However, we all need to remember that these talks, meals, services, etc. don’t just happen by magic (pixies and leprechauns aren’t a big part of Jewish tradition). Fellow shul members turn up early to set up, manage and steward, and then tidy up afterwards. They are happy to do it, and enjoy being part of a successful team that facilitates these occasions. But what makes it really worthwhile is when you attend. Unfortunately, some recent events had disappointing attendance. You might have heard Barbara Kurtz mention this the other morning – and I add my encouragement to hers. Please come along to any and all planned events that catch your fancy (details as always in Highlight, and available electronically too, courtesy of our awesome new website).

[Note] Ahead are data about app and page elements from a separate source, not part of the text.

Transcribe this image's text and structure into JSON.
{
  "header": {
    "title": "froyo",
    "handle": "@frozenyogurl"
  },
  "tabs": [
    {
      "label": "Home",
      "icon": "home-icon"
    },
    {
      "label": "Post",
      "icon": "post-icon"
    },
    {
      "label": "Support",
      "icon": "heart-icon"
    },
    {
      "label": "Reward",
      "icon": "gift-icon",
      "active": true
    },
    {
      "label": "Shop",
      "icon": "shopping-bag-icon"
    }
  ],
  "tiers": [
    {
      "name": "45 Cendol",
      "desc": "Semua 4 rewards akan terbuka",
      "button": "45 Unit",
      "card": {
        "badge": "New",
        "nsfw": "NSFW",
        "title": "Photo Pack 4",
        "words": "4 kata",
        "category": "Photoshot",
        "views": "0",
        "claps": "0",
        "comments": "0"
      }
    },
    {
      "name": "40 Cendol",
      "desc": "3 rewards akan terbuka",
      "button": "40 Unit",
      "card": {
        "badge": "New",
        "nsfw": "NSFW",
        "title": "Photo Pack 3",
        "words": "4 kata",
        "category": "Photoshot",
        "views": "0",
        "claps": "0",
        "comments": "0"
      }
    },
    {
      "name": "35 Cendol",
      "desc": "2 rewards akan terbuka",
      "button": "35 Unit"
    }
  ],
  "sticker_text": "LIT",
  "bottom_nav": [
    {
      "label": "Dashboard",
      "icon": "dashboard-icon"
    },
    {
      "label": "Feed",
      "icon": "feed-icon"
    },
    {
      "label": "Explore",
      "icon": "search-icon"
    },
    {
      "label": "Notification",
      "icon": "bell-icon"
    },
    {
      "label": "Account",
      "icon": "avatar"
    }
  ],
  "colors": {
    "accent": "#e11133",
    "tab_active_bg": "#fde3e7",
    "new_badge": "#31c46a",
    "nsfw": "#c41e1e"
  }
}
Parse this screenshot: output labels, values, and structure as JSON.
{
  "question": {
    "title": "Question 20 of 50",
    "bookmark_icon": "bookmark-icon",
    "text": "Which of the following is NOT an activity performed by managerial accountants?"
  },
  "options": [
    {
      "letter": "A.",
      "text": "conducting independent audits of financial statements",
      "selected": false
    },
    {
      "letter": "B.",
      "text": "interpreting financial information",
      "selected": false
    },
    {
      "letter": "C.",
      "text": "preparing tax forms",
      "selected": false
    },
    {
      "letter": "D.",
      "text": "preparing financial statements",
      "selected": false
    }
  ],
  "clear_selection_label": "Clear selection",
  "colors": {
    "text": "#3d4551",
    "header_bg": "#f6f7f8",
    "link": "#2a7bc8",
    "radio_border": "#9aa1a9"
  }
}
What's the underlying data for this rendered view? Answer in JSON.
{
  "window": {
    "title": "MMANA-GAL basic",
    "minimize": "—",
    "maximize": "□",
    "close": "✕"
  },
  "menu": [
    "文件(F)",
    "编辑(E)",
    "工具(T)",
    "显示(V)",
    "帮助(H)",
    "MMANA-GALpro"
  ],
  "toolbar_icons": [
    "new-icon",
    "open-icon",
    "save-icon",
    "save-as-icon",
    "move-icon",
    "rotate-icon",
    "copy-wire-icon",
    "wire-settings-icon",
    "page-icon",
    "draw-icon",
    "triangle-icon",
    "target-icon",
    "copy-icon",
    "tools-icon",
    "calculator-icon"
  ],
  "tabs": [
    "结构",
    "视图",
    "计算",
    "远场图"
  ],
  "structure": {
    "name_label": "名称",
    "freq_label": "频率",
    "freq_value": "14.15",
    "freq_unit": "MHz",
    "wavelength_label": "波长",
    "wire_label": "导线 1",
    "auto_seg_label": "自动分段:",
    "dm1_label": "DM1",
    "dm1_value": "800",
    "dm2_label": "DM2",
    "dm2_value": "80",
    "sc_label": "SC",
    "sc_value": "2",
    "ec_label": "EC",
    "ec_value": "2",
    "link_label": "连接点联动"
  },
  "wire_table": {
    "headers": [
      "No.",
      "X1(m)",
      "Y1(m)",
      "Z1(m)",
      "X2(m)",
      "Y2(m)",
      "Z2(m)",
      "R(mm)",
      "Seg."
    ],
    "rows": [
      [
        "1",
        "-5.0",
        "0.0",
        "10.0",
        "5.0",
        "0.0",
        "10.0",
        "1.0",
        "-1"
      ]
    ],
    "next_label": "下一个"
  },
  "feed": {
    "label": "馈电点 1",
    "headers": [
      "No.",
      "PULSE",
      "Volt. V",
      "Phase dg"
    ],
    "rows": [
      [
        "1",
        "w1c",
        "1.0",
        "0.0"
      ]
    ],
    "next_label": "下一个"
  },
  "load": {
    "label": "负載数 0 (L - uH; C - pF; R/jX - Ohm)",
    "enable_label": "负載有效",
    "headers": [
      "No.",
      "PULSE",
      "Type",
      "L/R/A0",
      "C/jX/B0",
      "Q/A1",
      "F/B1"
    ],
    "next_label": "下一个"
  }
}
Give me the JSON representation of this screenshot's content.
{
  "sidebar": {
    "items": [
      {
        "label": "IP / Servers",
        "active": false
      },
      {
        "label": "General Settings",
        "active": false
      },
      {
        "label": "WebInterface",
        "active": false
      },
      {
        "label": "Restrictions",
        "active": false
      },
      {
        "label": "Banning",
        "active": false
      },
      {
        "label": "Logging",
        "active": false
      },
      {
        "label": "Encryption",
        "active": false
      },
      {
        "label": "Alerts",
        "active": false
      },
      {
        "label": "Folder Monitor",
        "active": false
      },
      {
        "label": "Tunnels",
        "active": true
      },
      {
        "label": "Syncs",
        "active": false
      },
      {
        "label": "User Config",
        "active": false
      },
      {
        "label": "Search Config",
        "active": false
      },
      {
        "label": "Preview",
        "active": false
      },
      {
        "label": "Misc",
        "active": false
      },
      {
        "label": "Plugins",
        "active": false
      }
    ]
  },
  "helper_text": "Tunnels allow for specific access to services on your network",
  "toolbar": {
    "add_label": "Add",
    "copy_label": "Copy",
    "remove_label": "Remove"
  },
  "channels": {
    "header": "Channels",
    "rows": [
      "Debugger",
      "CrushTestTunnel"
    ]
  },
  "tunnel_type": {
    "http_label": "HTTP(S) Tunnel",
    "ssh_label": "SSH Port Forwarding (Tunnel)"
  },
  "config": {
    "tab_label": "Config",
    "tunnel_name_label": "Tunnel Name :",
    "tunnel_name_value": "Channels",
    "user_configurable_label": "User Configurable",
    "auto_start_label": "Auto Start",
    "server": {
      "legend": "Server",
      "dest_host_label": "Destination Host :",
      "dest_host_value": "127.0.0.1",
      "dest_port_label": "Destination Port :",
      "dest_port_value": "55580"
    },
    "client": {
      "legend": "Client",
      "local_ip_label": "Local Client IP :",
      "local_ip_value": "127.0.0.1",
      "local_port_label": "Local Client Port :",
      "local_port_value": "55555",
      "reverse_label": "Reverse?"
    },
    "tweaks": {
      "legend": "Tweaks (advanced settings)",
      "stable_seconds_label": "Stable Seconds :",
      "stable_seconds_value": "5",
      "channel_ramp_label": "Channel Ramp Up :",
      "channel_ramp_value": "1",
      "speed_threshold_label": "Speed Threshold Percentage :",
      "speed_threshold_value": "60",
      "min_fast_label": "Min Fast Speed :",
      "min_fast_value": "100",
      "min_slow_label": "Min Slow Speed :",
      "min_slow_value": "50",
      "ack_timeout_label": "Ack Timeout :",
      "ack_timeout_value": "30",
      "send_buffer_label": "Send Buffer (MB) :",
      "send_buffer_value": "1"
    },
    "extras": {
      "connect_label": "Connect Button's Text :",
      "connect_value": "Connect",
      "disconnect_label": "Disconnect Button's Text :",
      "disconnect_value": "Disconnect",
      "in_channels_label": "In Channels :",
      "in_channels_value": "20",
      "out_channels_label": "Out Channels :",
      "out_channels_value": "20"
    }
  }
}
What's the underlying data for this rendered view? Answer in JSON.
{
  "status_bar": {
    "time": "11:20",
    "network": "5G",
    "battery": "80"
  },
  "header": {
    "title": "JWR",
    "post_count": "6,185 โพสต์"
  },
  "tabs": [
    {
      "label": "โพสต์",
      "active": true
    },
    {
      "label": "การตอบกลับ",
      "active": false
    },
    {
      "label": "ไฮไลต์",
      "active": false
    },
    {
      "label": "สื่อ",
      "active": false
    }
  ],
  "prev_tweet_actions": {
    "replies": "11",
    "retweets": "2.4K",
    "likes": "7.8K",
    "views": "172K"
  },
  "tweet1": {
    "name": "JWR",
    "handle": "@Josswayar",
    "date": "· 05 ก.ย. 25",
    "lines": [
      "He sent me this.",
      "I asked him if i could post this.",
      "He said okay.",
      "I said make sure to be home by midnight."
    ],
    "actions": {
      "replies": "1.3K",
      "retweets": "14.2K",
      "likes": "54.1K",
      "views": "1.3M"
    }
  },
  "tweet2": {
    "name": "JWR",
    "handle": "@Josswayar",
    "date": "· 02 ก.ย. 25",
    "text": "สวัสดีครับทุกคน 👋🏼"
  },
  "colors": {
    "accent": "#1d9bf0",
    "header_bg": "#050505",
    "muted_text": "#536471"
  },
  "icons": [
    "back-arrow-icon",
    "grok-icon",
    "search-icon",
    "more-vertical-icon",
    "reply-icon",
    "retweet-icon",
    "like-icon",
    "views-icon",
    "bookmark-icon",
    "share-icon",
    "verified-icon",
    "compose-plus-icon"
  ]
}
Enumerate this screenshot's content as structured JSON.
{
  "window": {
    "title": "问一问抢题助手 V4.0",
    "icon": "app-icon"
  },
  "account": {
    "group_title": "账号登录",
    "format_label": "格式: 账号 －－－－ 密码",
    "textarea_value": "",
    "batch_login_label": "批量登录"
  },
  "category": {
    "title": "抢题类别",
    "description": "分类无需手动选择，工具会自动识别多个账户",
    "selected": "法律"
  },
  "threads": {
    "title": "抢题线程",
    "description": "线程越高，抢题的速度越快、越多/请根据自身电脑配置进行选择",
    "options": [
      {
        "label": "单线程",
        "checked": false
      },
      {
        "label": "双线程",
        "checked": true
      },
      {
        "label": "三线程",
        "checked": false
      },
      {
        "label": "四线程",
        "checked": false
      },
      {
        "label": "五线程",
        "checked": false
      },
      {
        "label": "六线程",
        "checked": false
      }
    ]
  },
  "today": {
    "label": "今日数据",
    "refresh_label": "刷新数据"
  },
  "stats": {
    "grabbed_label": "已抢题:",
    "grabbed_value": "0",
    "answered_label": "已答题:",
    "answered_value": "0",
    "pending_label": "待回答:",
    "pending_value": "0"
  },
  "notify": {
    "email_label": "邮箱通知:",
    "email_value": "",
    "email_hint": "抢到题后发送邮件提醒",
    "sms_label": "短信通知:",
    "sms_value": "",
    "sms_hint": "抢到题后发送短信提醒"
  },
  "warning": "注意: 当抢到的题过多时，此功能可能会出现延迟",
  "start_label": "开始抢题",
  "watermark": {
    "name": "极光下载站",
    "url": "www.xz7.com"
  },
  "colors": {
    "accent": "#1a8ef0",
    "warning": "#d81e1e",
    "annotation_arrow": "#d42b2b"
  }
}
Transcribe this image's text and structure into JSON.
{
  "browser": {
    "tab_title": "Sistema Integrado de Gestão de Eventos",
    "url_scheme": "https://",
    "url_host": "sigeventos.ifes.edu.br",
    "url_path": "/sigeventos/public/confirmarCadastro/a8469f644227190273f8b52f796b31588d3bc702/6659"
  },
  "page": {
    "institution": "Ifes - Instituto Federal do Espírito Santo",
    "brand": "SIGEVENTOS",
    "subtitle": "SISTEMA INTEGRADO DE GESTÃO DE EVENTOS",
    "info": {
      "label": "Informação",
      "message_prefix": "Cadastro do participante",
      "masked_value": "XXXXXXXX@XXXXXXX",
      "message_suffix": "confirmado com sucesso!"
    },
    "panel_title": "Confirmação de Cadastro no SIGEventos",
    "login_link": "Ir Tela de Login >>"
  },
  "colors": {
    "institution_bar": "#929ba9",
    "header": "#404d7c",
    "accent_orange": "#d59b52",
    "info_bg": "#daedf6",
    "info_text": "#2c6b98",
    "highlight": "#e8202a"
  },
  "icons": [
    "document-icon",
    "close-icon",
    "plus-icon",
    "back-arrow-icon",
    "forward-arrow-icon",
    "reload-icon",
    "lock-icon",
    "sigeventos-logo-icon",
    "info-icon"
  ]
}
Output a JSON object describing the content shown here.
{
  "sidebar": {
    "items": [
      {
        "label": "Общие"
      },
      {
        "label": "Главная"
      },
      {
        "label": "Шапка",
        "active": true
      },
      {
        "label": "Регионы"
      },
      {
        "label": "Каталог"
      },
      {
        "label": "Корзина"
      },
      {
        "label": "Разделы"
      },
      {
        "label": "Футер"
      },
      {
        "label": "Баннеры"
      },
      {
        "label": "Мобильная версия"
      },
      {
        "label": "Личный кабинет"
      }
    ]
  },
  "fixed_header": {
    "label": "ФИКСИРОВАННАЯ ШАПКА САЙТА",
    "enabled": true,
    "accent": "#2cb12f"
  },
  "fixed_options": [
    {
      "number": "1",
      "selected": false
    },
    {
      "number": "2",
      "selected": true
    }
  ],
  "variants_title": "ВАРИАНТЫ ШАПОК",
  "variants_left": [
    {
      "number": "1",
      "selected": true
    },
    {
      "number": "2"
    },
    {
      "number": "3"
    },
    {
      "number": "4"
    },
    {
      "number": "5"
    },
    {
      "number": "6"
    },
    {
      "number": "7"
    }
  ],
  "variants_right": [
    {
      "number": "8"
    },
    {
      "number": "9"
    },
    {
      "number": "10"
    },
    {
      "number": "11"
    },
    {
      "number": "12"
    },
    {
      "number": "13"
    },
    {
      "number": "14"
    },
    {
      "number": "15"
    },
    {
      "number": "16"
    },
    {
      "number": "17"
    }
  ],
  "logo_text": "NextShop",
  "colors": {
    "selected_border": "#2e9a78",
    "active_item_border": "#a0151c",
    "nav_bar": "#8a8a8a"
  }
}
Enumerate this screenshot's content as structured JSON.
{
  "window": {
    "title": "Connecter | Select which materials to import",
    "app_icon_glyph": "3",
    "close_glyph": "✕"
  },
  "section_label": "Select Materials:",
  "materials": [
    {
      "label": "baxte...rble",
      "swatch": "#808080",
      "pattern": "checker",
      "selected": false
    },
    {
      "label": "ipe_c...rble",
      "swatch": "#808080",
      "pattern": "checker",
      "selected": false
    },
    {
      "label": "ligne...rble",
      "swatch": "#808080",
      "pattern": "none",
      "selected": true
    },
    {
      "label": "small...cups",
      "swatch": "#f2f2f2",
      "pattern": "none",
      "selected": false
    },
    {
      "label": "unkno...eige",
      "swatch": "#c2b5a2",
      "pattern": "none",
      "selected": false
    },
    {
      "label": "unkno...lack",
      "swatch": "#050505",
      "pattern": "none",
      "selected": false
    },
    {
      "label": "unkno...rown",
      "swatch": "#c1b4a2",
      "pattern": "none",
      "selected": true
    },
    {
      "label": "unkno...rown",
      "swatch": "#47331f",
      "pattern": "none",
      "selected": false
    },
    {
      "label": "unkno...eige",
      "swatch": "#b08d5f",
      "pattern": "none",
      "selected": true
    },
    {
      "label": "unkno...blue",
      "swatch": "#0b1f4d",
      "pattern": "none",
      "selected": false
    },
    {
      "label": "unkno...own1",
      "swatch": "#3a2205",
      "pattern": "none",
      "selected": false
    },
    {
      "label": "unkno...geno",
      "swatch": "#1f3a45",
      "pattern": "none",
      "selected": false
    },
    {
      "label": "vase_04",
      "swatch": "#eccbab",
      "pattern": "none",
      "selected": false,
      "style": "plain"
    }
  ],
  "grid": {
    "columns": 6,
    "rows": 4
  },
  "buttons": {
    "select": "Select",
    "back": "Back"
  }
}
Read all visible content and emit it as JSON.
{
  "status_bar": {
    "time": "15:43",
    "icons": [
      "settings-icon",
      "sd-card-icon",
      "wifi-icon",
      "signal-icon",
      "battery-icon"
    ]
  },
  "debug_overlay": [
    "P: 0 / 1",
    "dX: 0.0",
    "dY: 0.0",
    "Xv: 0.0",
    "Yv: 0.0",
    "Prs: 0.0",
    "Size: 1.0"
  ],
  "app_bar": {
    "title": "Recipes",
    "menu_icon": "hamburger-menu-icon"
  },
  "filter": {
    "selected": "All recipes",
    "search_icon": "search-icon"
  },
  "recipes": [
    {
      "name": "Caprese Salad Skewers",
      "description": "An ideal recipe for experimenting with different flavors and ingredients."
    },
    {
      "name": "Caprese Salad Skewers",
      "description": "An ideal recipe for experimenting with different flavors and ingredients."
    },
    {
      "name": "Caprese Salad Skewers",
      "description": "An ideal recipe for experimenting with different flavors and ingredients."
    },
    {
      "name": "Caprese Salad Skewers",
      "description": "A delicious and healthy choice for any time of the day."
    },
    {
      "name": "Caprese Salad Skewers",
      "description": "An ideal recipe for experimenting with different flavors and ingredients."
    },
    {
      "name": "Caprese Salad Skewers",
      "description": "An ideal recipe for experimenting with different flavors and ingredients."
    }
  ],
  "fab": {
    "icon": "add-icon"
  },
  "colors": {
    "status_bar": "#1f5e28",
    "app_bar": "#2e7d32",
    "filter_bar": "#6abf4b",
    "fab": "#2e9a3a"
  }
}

You will notice also that while many events are free to attend, others require tickets, which cost money. While it would be lovely to be able to offer everything for free, that simply is not realistic, and would hamper our ability to arrange so many different sorts of entertainment. A Jewish event wouldn’t be nearly as Jewish without some type of refreshment, and I have discovered over the past 30 years that a British event wouldn’t be as British without tea, although coffee is generally available as well. Tea, coffee and cakes cost money and I’m sorry to say the shul simply is not able to underwrite this cost for every event. By mixing free and ticketed events, we are able to use some of the funds from the ticketed events to subsidise the free events.
I must stress that our speakers (Anthony Seldon in June, House of Commons Speaker John Bercow in September and Baroness Rabbi Julia Neuberger in November) are not being paid for their visits, which must be due in part to the silver tongues of the Shul members who manage to lure them “south of the river”. Thank you to those who work behind the scenes to establish this lecture series. If we paid the lecturers, the costs would be far higher.
Running a synagogue costs – there are no ways to get around this fact. Membership fees meet much of this and I have always been very impressed with how carefully our funds are spent. I couldn’t say anything else but that your membership represents excellent value! In this Jubilee year a great deal of effort has been taken to enrich the life of the community and it makes good sense to ask participants to contribute.
Check out Highlight for what’s on – this June I am particularly looking forward with interest to the visit of Cantor Janece Cohen from Tucson, Arizona – and I warmly invite you to come along to as many events as you can possibly squeeze into your busy schedules. The organisers will be happy to see a big crowd, and you will learn something new, meet more members, and (I can almost guarantee) enjoy yourself.
Joanna Koenigsberg, Chairman